The governing body confirmed it will allow the use of disc brakes again from January 2017
The UCI is asking for feedback from riders as it plans to allow disc brake use again for 2017 after a Paris-Roubaix crash this April caused their ban and a rethink on their safety in the peloton.
As reported by Cycling Weekly in early September, the use of disc brakes will resume next year for a test period from January.
Professional cyclists received a letter on Friday detailing the governing body’s plans for rounded edge and protective shields. It asked for feedback in the letter, which a cyclist shared with CW.
“We would welcome your feedback concerning the potential re-start of the trial in early 2017,” read the letter sent from Mark Barfield, UCI technical director.

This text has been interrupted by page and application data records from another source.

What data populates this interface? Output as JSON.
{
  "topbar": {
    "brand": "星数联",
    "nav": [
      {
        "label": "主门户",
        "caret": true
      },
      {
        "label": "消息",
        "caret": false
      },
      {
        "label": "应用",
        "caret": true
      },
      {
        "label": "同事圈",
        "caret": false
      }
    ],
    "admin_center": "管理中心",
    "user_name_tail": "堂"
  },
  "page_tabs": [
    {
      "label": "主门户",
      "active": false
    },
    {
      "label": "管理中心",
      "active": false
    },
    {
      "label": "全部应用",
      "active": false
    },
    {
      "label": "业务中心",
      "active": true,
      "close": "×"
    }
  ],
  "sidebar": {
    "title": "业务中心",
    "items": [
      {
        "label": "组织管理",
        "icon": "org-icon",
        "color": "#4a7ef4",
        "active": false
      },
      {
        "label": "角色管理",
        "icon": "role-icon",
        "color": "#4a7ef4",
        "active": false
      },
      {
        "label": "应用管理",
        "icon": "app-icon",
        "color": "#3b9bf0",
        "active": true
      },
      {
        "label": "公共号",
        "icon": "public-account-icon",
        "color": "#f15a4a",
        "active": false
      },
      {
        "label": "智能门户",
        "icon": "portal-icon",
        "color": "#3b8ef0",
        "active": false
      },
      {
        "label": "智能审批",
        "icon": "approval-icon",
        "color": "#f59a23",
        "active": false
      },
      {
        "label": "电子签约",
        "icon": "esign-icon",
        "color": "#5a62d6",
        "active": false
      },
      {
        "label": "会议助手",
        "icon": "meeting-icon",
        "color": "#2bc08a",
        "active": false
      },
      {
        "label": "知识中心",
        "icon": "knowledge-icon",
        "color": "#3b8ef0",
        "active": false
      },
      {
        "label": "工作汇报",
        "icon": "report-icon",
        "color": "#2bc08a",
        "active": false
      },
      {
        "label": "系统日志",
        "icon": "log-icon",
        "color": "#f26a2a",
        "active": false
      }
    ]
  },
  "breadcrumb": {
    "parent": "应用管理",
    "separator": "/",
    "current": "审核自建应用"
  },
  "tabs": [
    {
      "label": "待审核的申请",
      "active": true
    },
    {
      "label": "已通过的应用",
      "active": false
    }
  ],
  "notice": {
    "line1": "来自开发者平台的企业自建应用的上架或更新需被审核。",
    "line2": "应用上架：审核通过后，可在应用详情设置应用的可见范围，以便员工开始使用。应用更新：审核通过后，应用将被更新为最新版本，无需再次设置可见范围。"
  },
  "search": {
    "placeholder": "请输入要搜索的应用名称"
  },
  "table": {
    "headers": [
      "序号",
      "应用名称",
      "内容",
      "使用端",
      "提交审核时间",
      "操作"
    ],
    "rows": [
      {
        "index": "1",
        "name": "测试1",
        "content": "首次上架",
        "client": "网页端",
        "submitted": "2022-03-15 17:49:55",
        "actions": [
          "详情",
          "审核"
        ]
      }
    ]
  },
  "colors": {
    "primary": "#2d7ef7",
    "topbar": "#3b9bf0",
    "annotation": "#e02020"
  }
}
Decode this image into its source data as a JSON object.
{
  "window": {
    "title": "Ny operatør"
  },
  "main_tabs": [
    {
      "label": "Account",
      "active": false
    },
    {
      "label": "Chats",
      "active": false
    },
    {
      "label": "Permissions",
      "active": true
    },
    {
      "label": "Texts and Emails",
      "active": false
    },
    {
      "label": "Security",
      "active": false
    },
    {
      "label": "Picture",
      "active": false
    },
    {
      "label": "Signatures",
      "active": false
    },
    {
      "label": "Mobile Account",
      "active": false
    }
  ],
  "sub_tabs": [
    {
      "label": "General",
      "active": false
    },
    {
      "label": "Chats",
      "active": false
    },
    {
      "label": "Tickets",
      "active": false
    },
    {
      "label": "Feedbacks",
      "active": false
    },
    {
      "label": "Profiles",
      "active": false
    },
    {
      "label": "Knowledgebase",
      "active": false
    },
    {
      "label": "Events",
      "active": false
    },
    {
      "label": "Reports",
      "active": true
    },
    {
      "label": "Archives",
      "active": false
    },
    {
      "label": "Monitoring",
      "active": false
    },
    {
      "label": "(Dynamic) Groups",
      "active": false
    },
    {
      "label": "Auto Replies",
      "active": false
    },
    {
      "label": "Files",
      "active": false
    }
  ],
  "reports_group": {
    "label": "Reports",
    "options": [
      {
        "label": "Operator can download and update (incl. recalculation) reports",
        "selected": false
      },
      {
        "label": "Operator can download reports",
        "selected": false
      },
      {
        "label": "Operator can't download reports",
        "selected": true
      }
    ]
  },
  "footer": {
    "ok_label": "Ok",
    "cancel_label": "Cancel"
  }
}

“If the trial is re-started we would also like to encourage you to feedback as much as possible during this trial period. This would be a genuine test period and not a phased introduction and as such rider input is vital in the decision making process about the future authorisation for disc brake use in road competition.”
Spaniard Francisco Ventoso (Movistar) crashed in Paris-Roubaix and said that the deep muscle cut to his left leg was caused by a disc brake. The UCI, only four mouths after allowing them, banned their use in professional races in the following week.
Only teams Direct Energie and Lampre-Merida used disc brakes in the race, but they both told CW that none of their riders crashed in the same sector with Ventoso. It placed question marks over the incident and Ventoso’s claim.
Regardless, cyclists complained and likened them to spinning knives. In the last week, Sam Bewley (Orica-BikeExchange) posted a photo showing burns from a hot disc that he collided with.
The UCI is addressing those concerns before the 2017 season starts with the Tour Down Under on January 19. Barfield said the International Association of Professional Cycling teams (AIGCP) and the Association of Professional Cyclists (CPA) were onboard.
“The manufacturers have worked hard to make some adaptations to the discs following feedback and experience,” he added.
“The discs will now have rounded edges which greatly reduces the potential for injury and will speed up wheel changes. The cycling industry has also worked hard to address the other concerns expressed such as heat build up and dissipation, difference in braking ability and provision of neutral service.
“The trial would be formally monitored every month and a working group would be formed to look at any additional adaptations that can be made to further enhance disc brakes in road competition.”